In the early days the guys played ping pong and then all went out to share a meal in a local restaurant. Eventually they built their own kitchen and now dinner is cooked right there on the third floor. Cooking rotates among the guys. Some, like Manly, enjoy being chef and it was clear on the evening of my visit that he is no novice. Chicken breast, potatoes and broccoli was the menu along with a large assortment of appetizers, snacks and drinks. Sardines and chips, anyone? Some confess to having wives prepare the food or bringing in already prepared food in their turn; $35 is allocated weekly for groceries. The size of the group varies. If more show up, then portions are smaller. If less attend, then leftovers are sent home.
There are no rules here, Manly assured me. Well, the rules of ping pong of course, and even these are not rigid. And, oh, by the way, no women are allowed. Not so much a rule as, well, an understanding. (Once a year there is a Ladies Night for a restaurant outing). 32 Water St. is the proverbial man cave, a metaphor depicting a space where men can do as they please without upsetting any female sensibility. Paula Aymer at Tufts University has described a man cave as "the last bastion of masculinity." Here the guiding expectation is for civility and mutual respect.

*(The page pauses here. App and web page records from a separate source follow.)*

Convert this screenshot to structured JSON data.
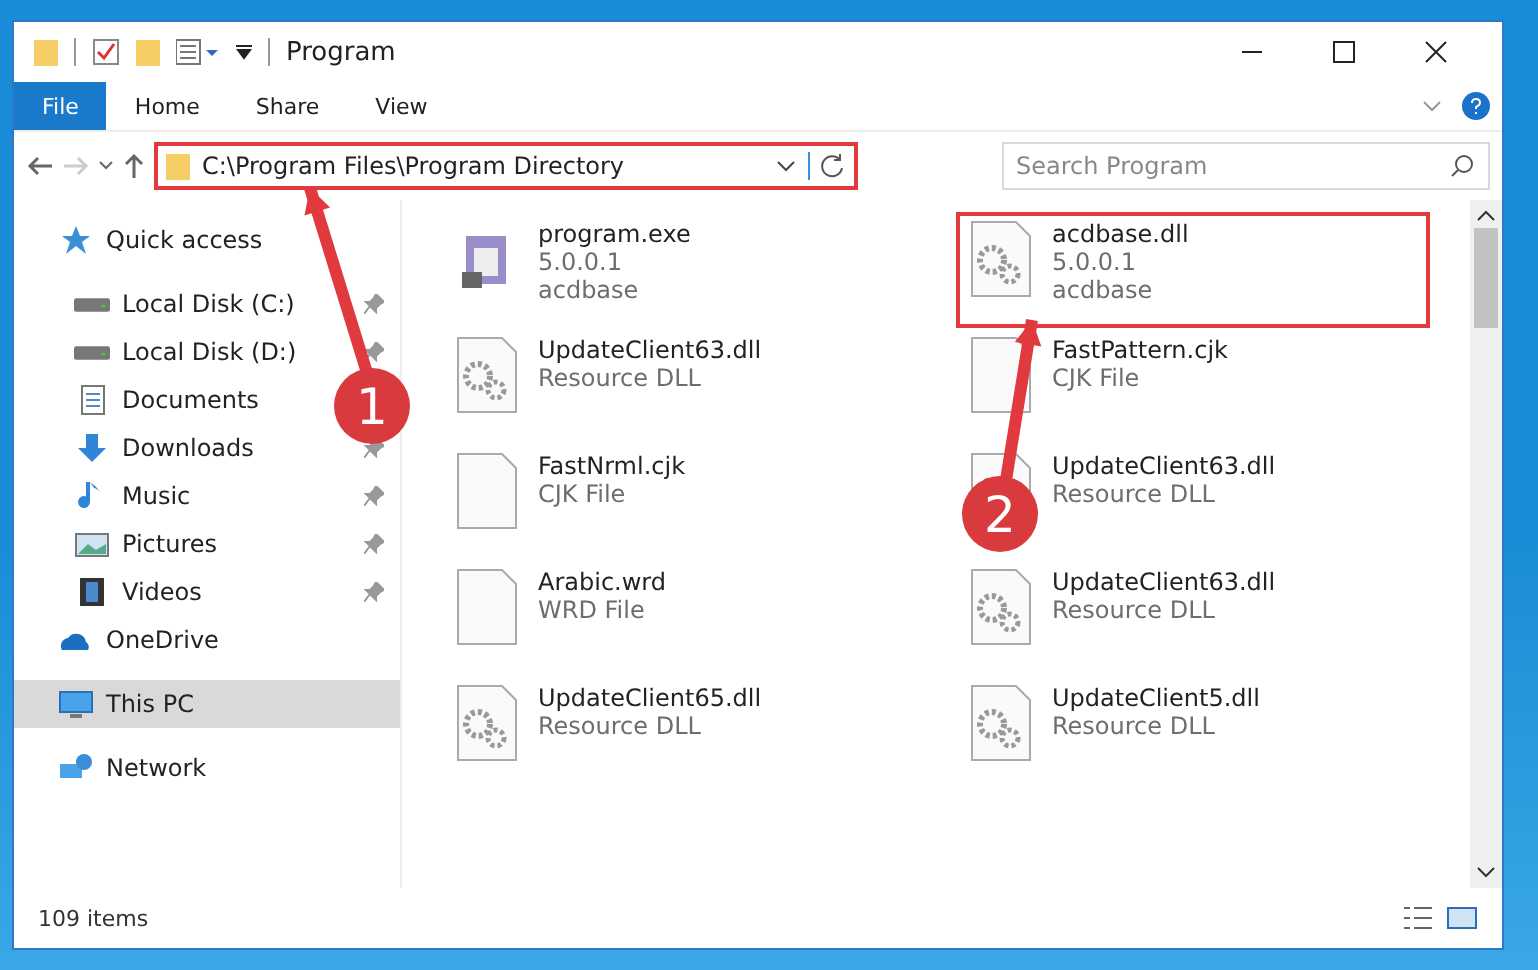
{
  "window": {
    "title": "Program"
  },
  "ribbon_tabs": [
    {
      "label": "File",
      "kind": "file"
    },
    {
      "label": "Home",
      "kind": "tab"
    },
    {
      "label": "Share",
      "kind": "tab"
    },
    {
      "label": "View",
      "kind": "tab"
    }
  ],
  "address": {
    "path": "C:\\Program Files\\Program Directory",
    "highlighted": true
  },
  "search": {
    "placeholder": "Search Program"
  },
  "nav": [
    {
      "label": "Quick access",
      "kind": "star",
      "selected": false,
      "children": [
        {
          "label": "Local Disk (C:)",
          "kind": "drive",
          "pinned": true
        },
        {
          "label": "Local Disk (D:)",
          "kind": "drive",
          "pinned": true
        },
        {
          "label": "Documents",
          "kind": "documents",
          "pinned": false
        },
        {
          "label": "Downloads",
          "kind": "downloads",
          "pinned": true
        },
        {
          "label": "Music",
          "kind": "music",
          "pinned": true
        },
        {
          "label": "Pictures",
          "kind": "pictures",
          "pinned": true
        },
        {
          "label": "Videos",
          "kind": "videos",
          "pinned": true
        }
      ]
    },
    {
      "label": "OneDrive",
      "kind": "cloud",
      "selected": false
    },
    {
      "label": "This PC",
      "kind": "pc",
      "selected": true
    },
    {
      "label": "Network",
      "kind": "network",
      "selected": false
    }
  ],
  "files": [
    {
      "name": "program.exe",
      "lines": [
        "5.0.0.1",
        "acdbase"
      ],
      "kind": "exe",
      "highlighted": false
    },
    {
      "name": "acdbase.dll",
      "lines": [
        "5.0.0.1",
        "acdbase"
      ],
      "kind": "dll",
      "highlighted": true
    },
    {
      "name": "UpdateClient63.dll",
      "lines": [
        "Resource DLL"
      ],
      "kind": "dll",
      "highlighted": false
    },
    {
      "name": "FastPattern.cjk",
      "lines": [
        "CJK File"
      ],
      "kind": "blank",
      "highlighted": false
    },
    {
      "name": "FastNrml.cjk",
      "lines": [
        "CJK File"
      ],
      "kind": "blank",
      "highlighted": false
    },
    {
      "name": "UpdateClient63.dll",
      "lines": [
        "Resource DLL"
      ],
      "kind": "dll",
      "highlighted": false
    },
    {
      "name": "Arabic.wrd",
      "lines": [
        "WRD File"
      ],
      "kind": "blank",
      "highlighted": false
    },
    {
      "name": "UpdateClient63.dll",
      "lines": [
        "Resource DLL"
      ],
      "kind": "dll",
      "highlighted": false
    },
    {
      "name": "UpdateClient65.dll",
      "lines": [
        "Resource DLL"
      ],
      "kind": "dll",
      "highlighted": false
    },
    {
      "name": "UpdateClient5.dll",
      "lines": [
        "Resource DLL"
      ],
      "kind": "dll",
      "highlighted": false
    }
  ],
  "annotations": [
    {
      "label": "1"
    },
    {
      "label": "2"
    }
  ],
  "status_bar": {
    "count": "109 items"
  }
}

This expectation among such a solid friendship circle comes as natural as the air they breathe. These are good buddies and they have been for years. Thursday nights are sacrosanct. It is for male bonding and this gathering is treasured as part of a special weekly ritual. Twelve men are up and playing at one time. Stories abound and laughter permeates the room.
Tables are set for dinner and conversation. Member Nin Privitera, sharing his personal perspective, describes Thursdays as "A great night of fellowship. I've grown to love these guys. We share a meal, stories, laughs sometimes tears."
These men, this place and these values are to be treasured. Somehow they represent what is genuine, good and authentic.
It is clear how close these men are. A brief announcement was made about the death of "Kris" who was 88, and the news was acknowledged with tender memories of the person mentioned. This was Elizabeth "Kris" Beal, wife of long-time and, now deceased, association member, Dr. Dallas Beal, former president of SUNY Fredonia. She, an accomplished person in her own right, was obviously held close in the hearts of these men. They are family at this point.
The average age of the group is about 70. Dick Anson is the oldest member. He is the former owner of Lakeside Precision, known for his hard work, Christian stewardship and modest manner. He is a decorated WWII veteran, obviously a highly respected member. Yes, he makes it up those 39 stairs because it is important. Some are not able to be as nimble around the ping pong table now. Bars have been placed across the windows so that a misstep does not send anyone hurtling out the tall windows, which almost happened one night. There have been other painful episodes. One person fell and broke both wrists. Another actually broke his back.
Yes, the game can get demanding. All games are doubles to facilitate more play time. There are no leagues. There are no standings. Singles games can be played later when others leave for the evening. This is play, not fierce competition. Most of the members play other sports such as golf or tennis. Ping pong? It seems to be just one part of the mission of the 32 Water Street Association.
Skeeter Tower is a Dunkirk resident. Send comments on this column to email@example.com